- PROBLEM DESCRIPTION -
Lines containing the word "luznelli" are to be copied from the data below.

- GIVEN DATA -
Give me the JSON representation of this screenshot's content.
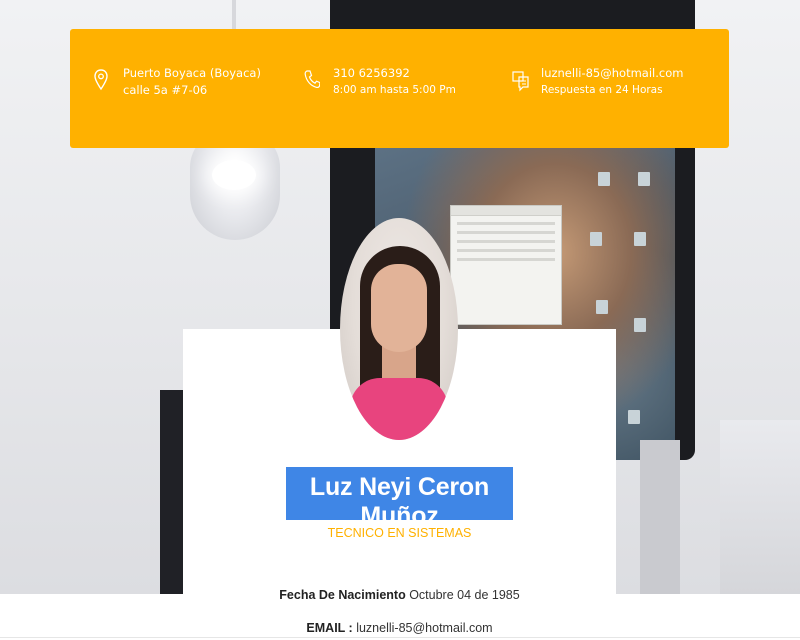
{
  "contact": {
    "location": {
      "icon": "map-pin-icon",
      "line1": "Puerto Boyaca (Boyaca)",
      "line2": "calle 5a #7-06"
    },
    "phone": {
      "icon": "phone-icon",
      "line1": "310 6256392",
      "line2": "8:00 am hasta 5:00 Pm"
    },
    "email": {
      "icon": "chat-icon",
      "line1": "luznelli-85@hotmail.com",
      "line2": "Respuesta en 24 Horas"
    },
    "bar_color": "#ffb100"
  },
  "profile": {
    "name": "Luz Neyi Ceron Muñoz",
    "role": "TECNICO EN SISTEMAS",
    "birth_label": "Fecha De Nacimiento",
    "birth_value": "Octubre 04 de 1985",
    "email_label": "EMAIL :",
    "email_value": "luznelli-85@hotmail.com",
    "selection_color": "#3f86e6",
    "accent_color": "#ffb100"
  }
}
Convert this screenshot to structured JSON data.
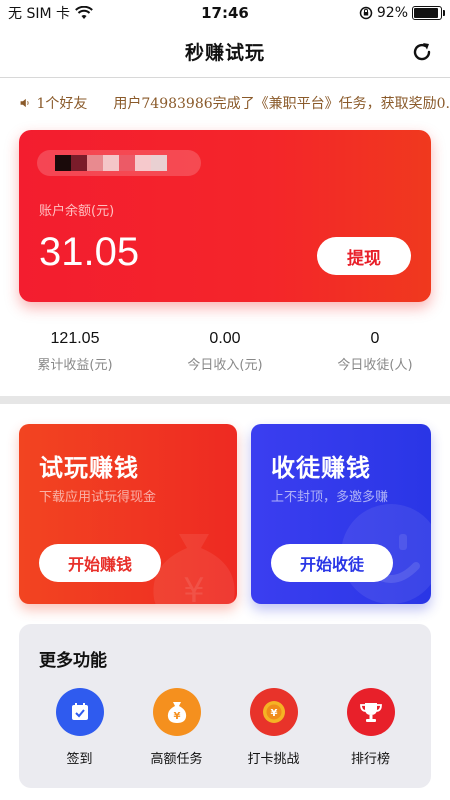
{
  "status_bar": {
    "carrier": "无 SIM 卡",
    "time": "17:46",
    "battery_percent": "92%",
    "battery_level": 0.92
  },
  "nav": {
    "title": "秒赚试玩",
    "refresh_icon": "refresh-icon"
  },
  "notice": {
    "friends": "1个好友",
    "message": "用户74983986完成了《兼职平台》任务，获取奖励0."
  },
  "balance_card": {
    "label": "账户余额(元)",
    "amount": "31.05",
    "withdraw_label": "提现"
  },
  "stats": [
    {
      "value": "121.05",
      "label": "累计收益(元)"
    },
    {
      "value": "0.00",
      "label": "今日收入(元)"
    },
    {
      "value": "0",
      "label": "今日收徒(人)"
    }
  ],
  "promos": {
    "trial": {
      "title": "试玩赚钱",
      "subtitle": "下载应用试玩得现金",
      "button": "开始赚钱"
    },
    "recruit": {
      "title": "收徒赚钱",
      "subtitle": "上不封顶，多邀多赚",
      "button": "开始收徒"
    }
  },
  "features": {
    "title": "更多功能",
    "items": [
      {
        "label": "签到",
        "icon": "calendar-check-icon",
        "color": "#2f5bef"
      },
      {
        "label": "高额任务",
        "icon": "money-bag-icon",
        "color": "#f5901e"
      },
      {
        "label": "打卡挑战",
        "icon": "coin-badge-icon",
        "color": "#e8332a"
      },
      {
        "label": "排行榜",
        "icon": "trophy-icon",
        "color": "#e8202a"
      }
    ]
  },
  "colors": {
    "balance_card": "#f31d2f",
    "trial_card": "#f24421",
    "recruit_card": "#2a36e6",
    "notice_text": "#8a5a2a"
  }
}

- WORKED SOLUTION -
      "line1": "luznelli-85@hotmail.com",
    "email_value": "luznelli-85@hotmail.com",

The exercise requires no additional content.